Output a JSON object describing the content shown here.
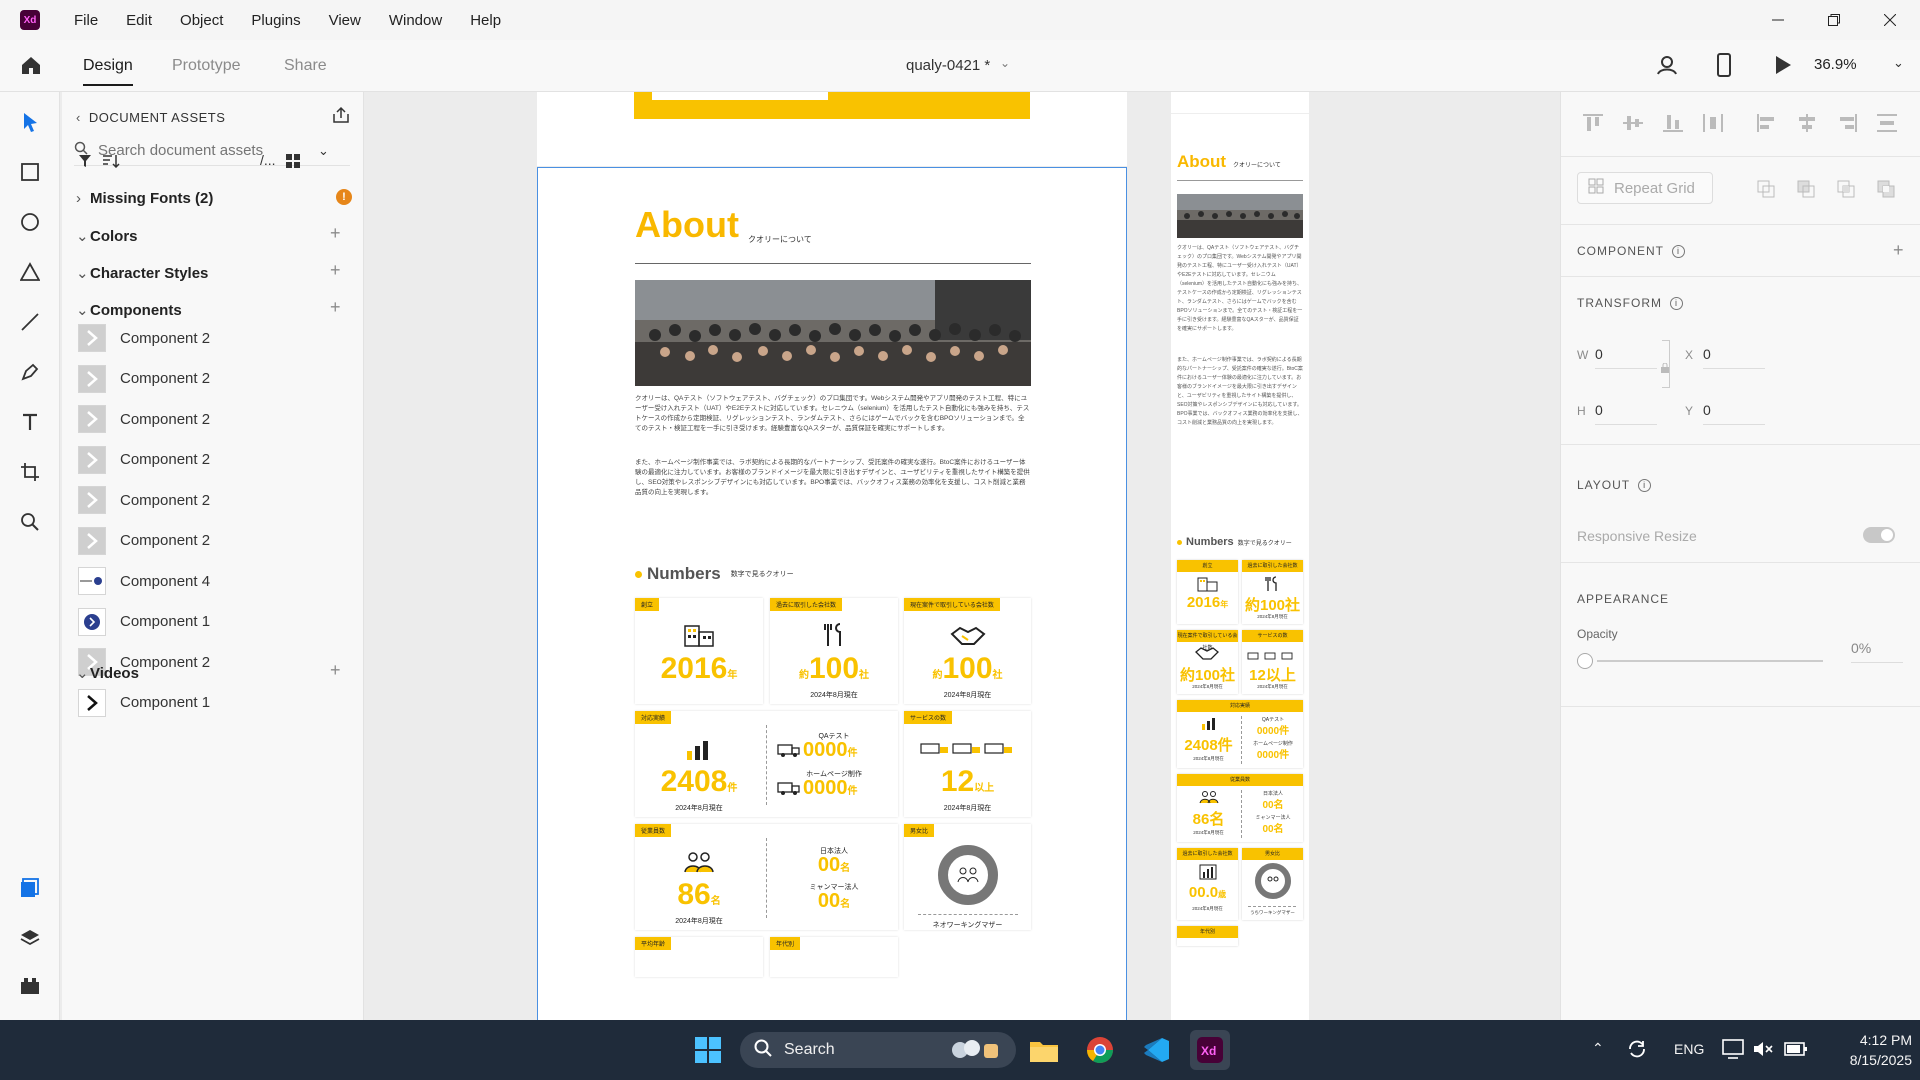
{
  "app": {
    "logo_text": "Xd",
    "menu": [
      "File",
      "Edit",
      "Object",
      "Plugins",
      "View",
      "Window",
      "Help"
    ]
  },
  "toolbar": {
    "tabs": [
      "Design",
      "Prototype",
      "Share"
    ],
    "active_tab": "Design",
    "doc_title": "qualy-0421 *",
    "zoom": "36.9%"
  },
  "assets": {
    "header": "DOCUMENT ASSETS",
    "search_placeholder": "Search document assets",
    "view_toggle": "/...",
    "missing_fonts": "Missing Fonts (2)",
    "sections": {
      "colors": "Colors",
      "character_styles": "Character Styles",
      "components": "Components",
      "videos": "Videos"
    },
    "components": [
      {
        "label": "Component 2",
        "thumb": "chevron-right-gray"
      },
      {
        "label": "Component 2",
        "thumb": "chevron-right-gray"
      },
      {
        "label": "Component 2",
        "thumb": "chevron-right-gray"
      },
      {
        "label": "Component 2",
        "thumb": "chevron-right-gray"
      },
      {
        "label": "Component 2",
        "thumb": "chevron-right-gray"
      },
      {
        "label": "Component 2",
        "thumb": "chevron-right-gray"
      },
      {
        "label": "Component 4",
        "thumb": "slider-dot"
      },
      {
        "label": "Component 1",
        "thumb": "blue-circle-chevron"
      },
      {
        "label": "Component 2",
        "thumb": "chevron-right-gray"
      },
      {
        "label": "Component 1",
        "thumb": "chevron-right-black"
      }
    ]
  },
  "artboard": {
    "about_title": "About",
    "about_sub": "クオリーについて",
    "para1": "クオリーは、QAテスト（ソフトウェアテスト、バグチェック）のプロ集団です。Webシステム開発やアプリ開発のテスト工程、特にユーザー受け入れテスト（UAT）やE2Eテストに対応しています。セレニウム（selenium）を活用したテスト自動化にも強みを持ち、テストケースの作成から定期検証、リグレッションテスト、ランダムテスト、さらにはゲームでバックを含むBPOソリューションまで。全てのテスト・検証工程を一手に引き受けます。経験豊富なQAスターが、品質保証を確実にサポートします。",
    "para2": "また、ホームページ制作事業では、ラボ契約による長期的なパートナーシップ、受託案件の確実な遂行。BtoC案件におけるユーザー体験の最適化に注力しています。お客様のブランドイメージを最大限に引き出すデザインと、ユーザビリティを重視したサイト構築を提供し、SEO対策やレスポンシブデザインにも対応しています。BPO事業では、バックオフィス業務の効率化を支援し、コスト削減と業務品質の向上を実現します。",
    "numbers_title": "Numbers",
    "numbers_sub": "数字で見るクオリー",
    "cards": {
      "founded": {
        "tag": "創立",
        "value": "2016",
        "unit": "年"
      },
      "past_clients": {
        "tag": "過去に取引した会社数",
        "prefix": "約",
        "value": "100",
        "unit": "社",
        "note": "2024年8月現在"
      },
      "current_clients": {
        "tag": "現在案件で取引している会社数",
        "prefix": "約",
        "value": "100",
        "unit": "社",
        "note": "2024年8月現在"
      },
      "results": {
        "tag": "対応実績",
        "value": "2408",
        "unit": "件",
        "note": "2024年8月現在"
      },
      "qa": {
        "label": "QAテスト",
        "value": "0000",
        "unit": "件"
      },
      "hp": {
        "label": "ホームページ制作",
        "value": "0000",
        "unit": "件"
      },
      "services": {
        "tag": "サービスの数",
        "value": "12",
        "unit": "以上",
        "note": "2024年8月現在"
      },
      "employees": {
        "tag": "従業員数",
        "value": "86",
        "unit": "名",
        "note": "2024年8月現在"
      },
      "japan": {
        "label": "日本法人",
        "value": "00",
        "unit": "名"
      },
      "myanmar": {
        "label": "ミャンマー法人",
        "value": "00",
        "unit": "名"
      },
      "gender": {
        "tag": "男女比",
        "caption": "ネオワーキングマザー"
      },
      "avg_age": {
        "tag": "平均年齢"
      },
      "age_group": {
        "tag": "年代別"
      }
    }
  },
  "artboard2": {
    "about_title": "About",
    "about_sub": "クオリーについて",
    "para1": "クオリーは、QAテスト（ソフトウェアテスト、バグチェック）のプロ集団です。Webシステム開発やアプリ開発のテスト工程、特にユーザー受け入れテスト（UAT）やE2Eテストに対応しています。セレニウム（selenium）を活用したテスト自動化にも強みを持ち、テストケースの作成から定期検証、リグレッションテスト、ランダムテスト、さらにはゲームでバックを含むBPOソリューションまで。全てのテスト・検証工程を一手に引き受けます。経験豊富なQAスターが、品質保証を確実にサポートします。",
    "para2": "また、ホームページ制作事業では、ラボ契約による長期的なパートナーシップ、受託案件の確実な遂行。BtoC案件におけるユーザー体験の最適化に注力しています。お客様のブランドイメージを最大限に引き出すデザインと、ユーザビリティを重視したサイト構築を提供し、SEO対策やレスポンシブデザインにも対応しています。BPO事業では、バックオフィス業務の効率化を支援し、コスト削減と業務品質の向上を実現します。",
    "numbers_title": "Numbers",
    "numbers_sub": "数字で見るクオリー",
    "m_founded": {
      "tag": "創立",
      "value": "2016",
      "unit": "年"
    },
    "m_past": {
      "tag": "過去に取引した会社数",
      "value": "約100社",
      "note": "2024年8月現在"
    },
    "m_current": {
      "tag": "現在案件で取引している会社数",
      "value": "約100社",
      "note": "2024年8月現在"
    },
    "m_services": {
      "tag": "サービスの数",
      "value": "12以上",
      "note": "2024年8月現在"
    },
    "m_results": {
      "tag": "対応実績",
      "value": "2408件",
      "note": "2024年8月現在",
      "qa_label": "QAテスト",
      "qa_value": "0000件",
      "hp_label": "ホームページ制作",
      "hp_value": "0000件"
    },
    "m_employees": {
      "tag": "従業員数",
      "value": "86名",
      "note": "2024年8月現在",
      "japan_label": "日本法人",
      "japan_value": "00名",
      "myanmar_label": "ミャンマー法人",
      "myanmar_value": "00名"
    },
    "m_past2": {
      "tag": "過去に取引した会社数",
      "value": "00.0",
      "unit": "歳",
      "note": "2024年8月現在"
    },
    "m_gender": {
      "tag": "男女比",
      "caption": "うちワーキングマザー"
    },
    "m_age": {
      "tag": "年代別"
    }
  },
  "props": {
    "repeat_grid": "Repeat Grid",
    "component": "COMPONENT",
    "transform": "TRANSFORM",
    "w_label": "W",
    "w_value": "0",
    "x_label": "X",
    "x_value": "0",
    "h_label": "H",
    "h_value": "0",
    "y_label": "Y",
    "y_value": "0",
    "layout": "LAYOUT",
    "responsive_resize": "Responsive Resize",
    "appearance": "APPEARANCE",
    "opacity_label": "Opacity",
    "opacity_value": "0%"
  },
  "taskbar": {
    "search": "Search",
    "lang": "ENG",
    "time": "4:12 PM",
    "date": "8/15/2025"
  },
  "colors": {
    "accent_yellow": "#f9c200",
    "selection_blue": "#4a90e2",
    "xd_purple": "#470137"
  }
}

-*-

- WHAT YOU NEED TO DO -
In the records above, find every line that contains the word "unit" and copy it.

- SOLUTION -
        "unit": "年"
        "unit": "社",
        "unit": "社",
        "unit": "件",
        "unit": "件"
        "unit": "件"
        "unit": "以上",
        "unit": "名",
        "unit": "名"
        "unit": "名"
      "unit": "年"
      "unit": "歳",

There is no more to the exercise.